[Dataset rows describing interfaces]
──────────────────────────────

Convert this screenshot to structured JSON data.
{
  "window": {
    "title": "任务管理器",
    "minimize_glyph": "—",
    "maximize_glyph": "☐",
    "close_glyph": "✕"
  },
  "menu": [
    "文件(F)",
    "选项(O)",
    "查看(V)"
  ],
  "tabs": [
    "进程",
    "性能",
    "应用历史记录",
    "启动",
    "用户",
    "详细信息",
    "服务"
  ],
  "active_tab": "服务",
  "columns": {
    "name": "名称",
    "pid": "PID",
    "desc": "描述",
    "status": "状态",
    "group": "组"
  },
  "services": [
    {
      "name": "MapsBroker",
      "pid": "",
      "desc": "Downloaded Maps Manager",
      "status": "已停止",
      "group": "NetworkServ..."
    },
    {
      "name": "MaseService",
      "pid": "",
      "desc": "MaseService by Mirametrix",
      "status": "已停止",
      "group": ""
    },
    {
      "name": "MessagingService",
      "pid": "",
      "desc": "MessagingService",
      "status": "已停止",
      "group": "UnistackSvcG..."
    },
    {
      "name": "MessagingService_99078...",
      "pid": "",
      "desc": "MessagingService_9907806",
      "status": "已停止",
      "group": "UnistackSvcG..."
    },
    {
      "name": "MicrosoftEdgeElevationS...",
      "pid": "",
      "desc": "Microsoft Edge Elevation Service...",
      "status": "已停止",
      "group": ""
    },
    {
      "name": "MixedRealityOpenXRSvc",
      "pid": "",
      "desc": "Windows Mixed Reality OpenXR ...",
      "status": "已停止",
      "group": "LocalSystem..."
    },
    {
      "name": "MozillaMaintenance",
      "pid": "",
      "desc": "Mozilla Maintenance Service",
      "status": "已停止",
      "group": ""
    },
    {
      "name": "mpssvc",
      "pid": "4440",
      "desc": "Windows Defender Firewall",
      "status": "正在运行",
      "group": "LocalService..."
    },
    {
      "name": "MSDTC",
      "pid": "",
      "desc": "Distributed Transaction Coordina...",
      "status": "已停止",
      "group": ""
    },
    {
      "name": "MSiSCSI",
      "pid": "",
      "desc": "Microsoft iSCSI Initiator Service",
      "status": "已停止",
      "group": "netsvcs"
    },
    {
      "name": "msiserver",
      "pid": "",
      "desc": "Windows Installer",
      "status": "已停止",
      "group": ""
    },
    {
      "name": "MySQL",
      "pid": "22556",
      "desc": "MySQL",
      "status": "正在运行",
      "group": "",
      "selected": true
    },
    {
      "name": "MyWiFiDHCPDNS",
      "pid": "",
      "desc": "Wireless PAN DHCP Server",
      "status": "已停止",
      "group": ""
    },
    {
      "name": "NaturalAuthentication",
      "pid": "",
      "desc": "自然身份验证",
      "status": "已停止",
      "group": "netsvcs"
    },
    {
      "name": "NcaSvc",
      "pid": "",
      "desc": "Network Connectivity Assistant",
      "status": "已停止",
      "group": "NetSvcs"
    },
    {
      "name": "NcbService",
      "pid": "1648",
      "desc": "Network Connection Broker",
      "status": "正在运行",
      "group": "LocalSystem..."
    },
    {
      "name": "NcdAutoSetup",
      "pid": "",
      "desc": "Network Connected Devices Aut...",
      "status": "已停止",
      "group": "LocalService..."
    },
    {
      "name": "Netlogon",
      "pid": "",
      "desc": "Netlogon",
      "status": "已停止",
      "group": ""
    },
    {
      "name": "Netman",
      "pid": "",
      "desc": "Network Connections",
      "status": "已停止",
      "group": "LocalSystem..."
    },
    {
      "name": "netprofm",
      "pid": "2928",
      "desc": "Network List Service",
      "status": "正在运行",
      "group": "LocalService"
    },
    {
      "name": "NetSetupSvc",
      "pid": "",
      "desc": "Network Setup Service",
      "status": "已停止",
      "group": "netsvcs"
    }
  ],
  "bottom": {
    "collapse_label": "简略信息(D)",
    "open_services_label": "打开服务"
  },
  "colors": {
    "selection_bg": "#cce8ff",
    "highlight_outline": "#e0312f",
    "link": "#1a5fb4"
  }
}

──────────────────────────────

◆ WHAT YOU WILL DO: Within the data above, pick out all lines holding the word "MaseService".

◆ ANSWER TO THE EXERCISE:
      "name": "MaseService",
      "desc": "MaseService by Mirametrix",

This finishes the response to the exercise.